Help us improve your experience.

Let us know what you think.

Do you have time for a two-minute survey?

Ethernet Network Domains


PSM uses the concept of Ethernet network domains to support one PSM server managing more than one Ethernet network. A domain is a mechanism used to segregate network elements in diverse networks that are not interconnected, and where there is reuse of service VLAN IDs. This allows for the proper handling of reused service VLAN IDs in service visualization and activation operations.

Network elements can be added to an Ethernet domain during network element discovery. Ethernet domains are not used and do not need to be defined for optical networks.


Ethernet domains are part of the replicated data set when running with multiple servers. For more information on replicated data, see Running Multiple Servers with Server Replication.

Creating an Ethernet Domain

Use this procedure to create an Ethernet domain for an Ethernet network.

During a discovery operation, if the specified domain does not already exist, it is created, and all devices discovered during that operation are added to it. Domains appear in the Ethernet branch of the network tree when Ethernet services are created.

If you do not explicitly specify a domain, all devices discovered during this operation will be assigned to the Default domain.

  1. From the main menu, choose Tools >Network Element Discovery.
  2. Enter a name for the domain in the Domain field of the Network Element Discovery window.

    The domain name is case insensitive. You must not create multiple domains where the domain names differ only in the case. For example, if you create a domain called Belfast, you must not create a new domain called belfast as this differs only in case with the existing Belfast domain name.

  3. Enter the discovery criteria.
  4. Click OK.

    The discovered network elements are added to the new domain.


    Once a new domain is created, it cannot be deleted.

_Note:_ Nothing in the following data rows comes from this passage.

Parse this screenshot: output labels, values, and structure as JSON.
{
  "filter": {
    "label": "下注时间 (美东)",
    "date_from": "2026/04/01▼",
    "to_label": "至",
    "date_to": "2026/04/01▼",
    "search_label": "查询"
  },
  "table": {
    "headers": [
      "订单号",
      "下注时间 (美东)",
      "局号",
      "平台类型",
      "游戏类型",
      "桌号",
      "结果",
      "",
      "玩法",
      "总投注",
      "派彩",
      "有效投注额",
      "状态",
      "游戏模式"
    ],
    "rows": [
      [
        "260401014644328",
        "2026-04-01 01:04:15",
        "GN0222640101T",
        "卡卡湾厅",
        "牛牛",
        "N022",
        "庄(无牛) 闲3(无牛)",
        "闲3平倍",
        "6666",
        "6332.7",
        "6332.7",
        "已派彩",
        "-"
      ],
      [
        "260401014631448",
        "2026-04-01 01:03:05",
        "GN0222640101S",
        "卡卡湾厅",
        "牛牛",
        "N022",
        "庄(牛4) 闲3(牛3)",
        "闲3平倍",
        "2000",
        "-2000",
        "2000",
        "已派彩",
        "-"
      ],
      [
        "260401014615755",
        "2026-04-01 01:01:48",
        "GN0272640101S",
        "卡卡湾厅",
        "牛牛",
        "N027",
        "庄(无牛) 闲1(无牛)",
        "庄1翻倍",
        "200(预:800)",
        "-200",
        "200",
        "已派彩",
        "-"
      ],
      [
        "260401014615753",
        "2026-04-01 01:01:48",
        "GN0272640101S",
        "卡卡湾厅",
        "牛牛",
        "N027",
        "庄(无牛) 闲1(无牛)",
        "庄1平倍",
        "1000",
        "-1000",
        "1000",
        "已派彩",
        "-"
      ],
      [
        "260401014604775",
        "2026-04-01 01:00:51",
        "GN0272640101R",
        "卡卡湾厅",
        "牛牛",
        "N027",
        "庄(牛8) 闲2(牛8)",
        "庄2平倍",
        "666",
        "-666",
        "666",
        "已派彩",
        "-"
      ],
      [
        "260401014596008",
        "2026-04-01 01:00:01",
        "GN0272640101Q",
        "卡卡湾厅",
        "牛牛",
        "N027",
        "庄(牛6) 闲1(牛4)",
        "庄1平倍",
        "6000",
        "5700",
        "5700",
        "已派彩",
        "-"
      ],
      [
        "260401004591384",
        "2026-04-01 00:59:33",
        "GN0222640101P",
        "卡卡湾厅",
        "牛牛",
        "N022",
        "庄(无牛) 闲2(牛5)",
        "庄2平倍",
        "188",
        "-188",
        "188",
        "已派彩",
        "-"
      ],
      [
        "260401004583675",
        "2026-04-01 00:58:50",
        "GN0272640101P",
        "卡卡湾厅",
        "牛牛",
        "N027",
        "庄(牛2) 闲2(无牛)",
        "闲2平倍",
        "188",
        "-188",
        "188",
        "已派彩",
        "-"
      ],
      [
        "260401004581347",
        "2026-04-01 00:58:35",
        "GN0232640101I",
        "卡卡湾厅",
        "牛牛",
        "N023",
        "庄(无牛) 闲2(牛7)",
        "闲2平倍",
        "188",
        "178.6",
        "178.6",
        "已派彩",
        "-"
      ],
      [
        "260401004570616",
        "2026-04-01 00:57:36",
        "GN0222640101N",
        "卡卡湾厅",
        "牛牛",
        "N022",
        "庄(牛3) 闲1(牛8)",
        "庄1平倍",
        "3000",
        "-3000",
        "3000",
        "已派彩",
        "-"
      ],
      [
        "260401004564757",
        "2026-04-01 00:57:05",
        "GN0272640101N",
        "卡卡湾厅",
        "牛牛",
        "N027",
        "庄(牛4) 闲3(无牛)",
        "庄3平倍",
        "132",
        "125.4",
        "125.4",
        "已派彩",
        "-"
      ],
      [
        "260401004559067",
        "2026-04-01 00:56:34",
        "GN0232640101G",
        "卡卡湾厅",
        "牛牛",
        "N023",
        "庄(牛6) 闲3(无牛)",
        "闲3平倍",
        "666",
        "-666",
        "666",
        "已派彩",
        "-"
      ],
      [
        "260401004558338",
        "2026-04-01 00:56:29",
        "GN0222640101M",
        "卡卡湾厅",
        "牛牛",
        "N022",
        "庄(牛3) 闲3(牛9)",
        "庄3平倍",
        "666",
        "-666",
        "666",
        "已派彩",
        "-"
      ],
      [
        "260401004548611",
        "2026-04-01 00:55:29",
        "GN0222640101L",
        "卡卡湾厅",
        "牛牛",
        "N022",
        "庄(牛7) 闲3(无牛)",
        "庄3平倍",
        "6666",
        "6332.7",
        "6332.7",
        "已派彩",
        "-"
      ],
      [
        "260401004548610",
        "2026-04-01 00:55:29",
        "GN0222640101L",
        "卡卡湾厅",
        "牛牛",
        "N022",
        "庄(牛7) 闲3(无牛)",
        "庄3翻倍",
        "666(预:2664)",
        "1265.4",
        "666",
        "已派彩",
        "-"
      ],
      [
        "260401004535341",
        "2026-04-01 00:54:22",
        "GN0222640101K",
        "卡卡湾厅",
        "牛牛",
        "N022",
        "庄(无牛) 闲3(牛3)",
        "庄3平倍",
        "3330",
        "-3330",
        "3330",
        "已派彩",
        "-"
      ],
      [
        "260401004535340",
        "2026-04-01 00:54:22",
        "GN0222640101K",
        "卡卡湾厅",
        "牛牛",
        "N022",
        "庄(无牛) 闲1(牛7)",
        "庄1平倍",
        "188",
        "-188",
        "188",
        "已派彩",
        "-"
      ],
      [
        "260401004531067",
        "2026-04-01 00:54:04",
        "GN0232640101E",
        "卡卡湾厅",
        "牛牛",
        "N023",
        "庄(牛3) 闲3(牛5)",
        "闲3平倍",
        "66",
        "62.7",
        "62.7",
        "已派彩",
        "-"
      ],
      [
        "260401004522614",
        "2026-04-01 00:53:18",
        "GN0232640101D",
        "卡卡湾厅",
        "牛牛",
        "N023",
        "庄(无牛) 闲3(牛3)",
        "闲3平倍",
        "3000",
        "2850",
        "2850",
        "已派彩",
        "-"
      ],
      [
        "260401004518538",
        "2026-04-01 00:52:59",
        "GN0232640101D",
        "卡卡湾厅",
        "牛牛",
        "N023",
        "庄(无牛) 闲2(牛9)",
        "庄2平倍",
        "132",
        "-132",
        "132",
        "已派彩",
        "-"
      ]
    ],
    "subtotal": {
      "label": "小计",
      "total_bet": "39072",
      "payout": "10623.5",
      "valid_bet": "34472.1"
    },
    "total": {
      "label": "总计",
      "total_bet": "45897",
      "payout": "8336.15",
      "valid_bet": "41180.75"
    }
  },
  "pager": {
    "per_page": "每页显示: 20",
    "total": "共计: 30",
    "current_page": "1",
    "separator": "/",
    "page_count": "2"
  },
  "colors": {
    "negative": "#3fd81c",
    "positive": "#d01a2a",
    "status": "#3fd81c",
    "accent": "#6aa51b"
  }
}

    To move a network element from one domain to another, simply discover the network element again and specify the desired domain. Moving NEs between domains might cause VLAN ID conflicts. If the same VLAN ID exists in two domains and an NE with one of those VLAN IDs in one domain is moved to the other domain, the services associated with the VLAN ID on the NE being moved are no longer recognized. Conflicting VLAN IDs should be resolved before NEs are moved between domains.

Checking Domain Membership for a Network Element

Use this procedure to check what domain a network element belongs to.

  1. Hover over the network element in the Network tree.

    For example:

  2. Alternatively, hover over the network element in the Topology view.

    For example: